» **EXERCISE BRIEF**: Keep the pictures out. Restate the entries below word for word.

──────── RECORDS FOR PROCESSING

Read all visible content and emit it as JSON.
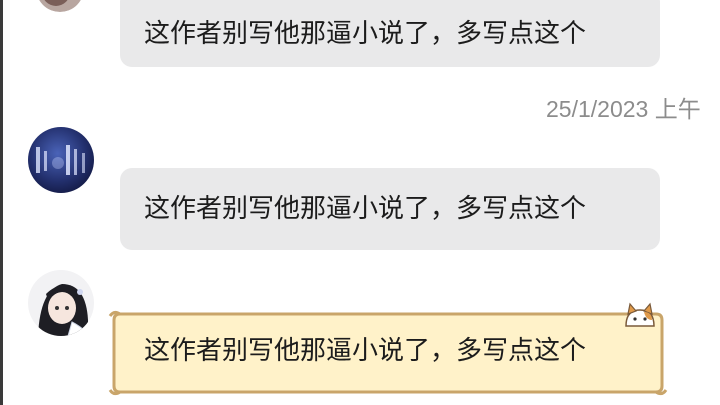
{
  "messages": [
    {
      "text": "这作者别写他那逼小说了，多写点这个",
      "style": "gray"
    },
    {
      "text": "这作者别写他那逼小说了，多写点这个",
      "style": "gray"
    },
    {
      "text": "这作者别写他那逼小说了，多写点这个",
      "style": "fancy-cat"
    }
  ],
  "timestamp": "25/1/2023 上午",
  "colors": {
    "bubble_gray": "#e9e9ea",
    "bubble_fancy": "#fff2c9",
    "bubble_fancy_border": "#c9a56a",
    "timestamp": "#8c8c8c"
  },
  "icons": {
    "avatar_1": "avatar-partial",
    "avatar_2": "avatar-blue-calligraphy",
    "avatar_3": "avatar-anime-girl",
    "bubble_decoration": "cat-icon"
  }
}
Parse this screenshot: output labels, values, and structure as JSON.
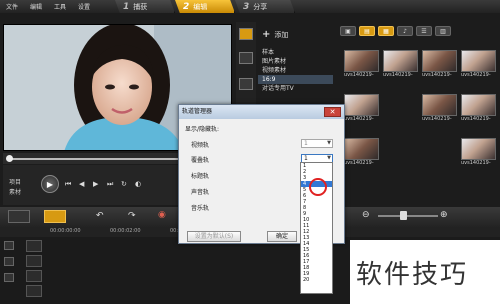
{
  "menu": [
    "文件",
    "编辑",
    "工具",
    "设置"
  ],
  "steps": [
    {
      "num": "1",
      "label": "捕获",
      "active": false
    },
    {
      "num": "2",
      "label": "编辑",
      "active": true
    },
    {
      "num": "3",
      "label": "分享",
      "active": false
    }
  ],
  "transport": {
    "project_label": "项目",
    "clip_label": "素材"
  },
  "library": {
    "add_label": "添加",
    "folders": [
      "样本",
      "图片素材",
      "视频素材",
      "16:9",
      "对话专用TV"
    ],
    "selected_folder": "16:9",
    "thumb_captions": [
      "uvs140219-",
      "uvs140219-",
      "uvs140219-",
      "uvs140219-",
      "uvs140219-",
      "uvs140219-",
      "uvs140219-",
      "uvs140219-",
      "uvs140219-"
    ]
  },
  "timeline": {
    "ruler": [
      "00:00:00:00",
      "00:00:02:00",
      "00:00:04:00"
    ]
  },
  "dialog": {
    "title": "轨道管理器",
    "section": "显示/隐藏轨:",
    "rows": [
      {
        "label": "视频轨",
        "value": "1"
      },
      {
        "label": "覆叠轨",
        "value": "1"
      },
      {
        "label": "标题轨",
        "value": ""
      },
      {
        "label": "声音轨",
        "value": ""
      },
      {
        "label": "音乐轨",
        "value": ""
      }
    ],
    "default_button": "设置为默认(S)",
    "ok_button": "确定"
  },
  "dropdown_options": [
    "1",
    "2",
    "3",
    "4",
    "5",
    "6",
    "7",
    "8",
    "9",
    "10",
    "11",
    "12",
    "13",
    "14",
    "15",
    "16",
    "17",
    "18",
    "19",
    "20"
  ],
  "dropdown_highlight": "4",
  "watermark": "软件技巧",
  "colors": {
    "accent": "#d79a12",
    "highlight": "#3278d4",
    "annotation": "#e02222"
  }
}
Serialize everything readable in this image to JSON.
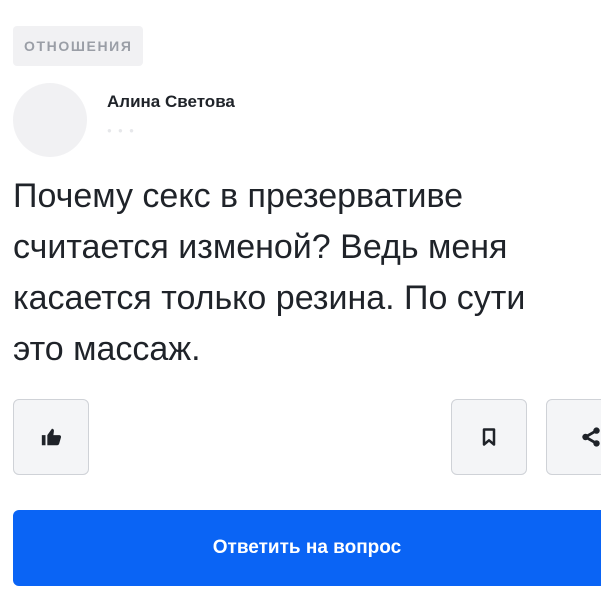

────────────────

» **RESULT FOR THIS TASK**:
Read all visible content and emit it as JSON.
{
  "messages": [
    {
      "text": "这作者别写他那逼小说了，多写点这个",
      "style": "gray"
    },
    {
      "text": "这作者别写他那逼小说了，多写点这个",
      "style": "gray"
    },
    {
      "text": "这作者别写他那逼小说了，多写点这个",
      "style": "fancy-cat"
    }
  ],
  "timestamp": "25/1/2023 上午",
  "colors": {
    "bubble_gray": "#e9e9ea",
    "bubble_fancy": "#fff2c9",
    "bubble_fancy_border": "#c9a56a",
    "timestamp": "#8c8c8c"
  },
  "icons": {
    "avatar_1": "avatar-partial",
    "avatar_2": "avatar-blue-calligraphy",
    "avatar_3": "avatar-anime-girl",
    "bubble_decoration": "cat-icon"
  }
}
Parse this screenshot: output labels, values, and structure as JSON.
{
  "menu": [
    "文件",
    "编辑",
    "工具",
    "设置"
  ],
  "steps": [
    {
      "num": "1",
      "label": "捕获",
      "active": false
    },
    {
      "num": "2",
      "label": "编辑",
      "active": true
    },
    {
      "num": "3",
      "label": "分享",
      "active": false
    }
  ],
  "transport": {
    "project_label": "项目",
    "clip_label": "素材"
  },
  "library": {
    "add_label": "添加",
    "folders": [
      "样本",
      "图片素材",
      "视频素材",
      "16:9",
      "对话专用TV"
    ],
    "selected_folder": "16:9",
    "thumb_captions": [
      "uvs140219-",
      "uvs140219-",
      "uvs140219-",
      "uvs140219-",
      "uvs140219-",
      "uvs140219-",
      "uvs140219-",
      "uvs140219-",
      "uvs140219-"
    ]
  },
  "timeline": {
    "ruler": [
      "00:00:00:00",
      "00:00:02:00",
      "00:00:04:00"
    ]
  },
  "dialog": {
    "title": "轨道管理器",
    "section": "显示/隐藏轨:",
    "rows": [
      {
        "label": "视频轨",
        "value": "1"
      },
      {
        "label": "覆叠轨",
        "value": "1"
      },
      {
        "label": "标题轨",
        "value": ""
      },
      {
        "label": "声音轨",
        "value": ""
      },
      {
        "label": "音乐轨",
        "value": ""
      }
    ],
    "default_button": "设置为默认(S)",
    "ok_button": "确定"
  },
  "dropdown_options": [
    "1",
    "2",
    "3",
    "4",
    "5",
    "6",
    "7",
    "8",
    "9",
    "10",
    "11",
    "12",
    "13",
    "14",
    "15",
    "16",
    "17",
    "18",
    "19",
    "20"
  ],
  "dropdown_highlight": "4",
  "watermark": "软件技巧",
  "colors": {
    "accent": "#d79a12",
    "highlight": "#3278d4",
    "annotation": "#e02222"
  }
}
Serialize everything readable in this image to JSON.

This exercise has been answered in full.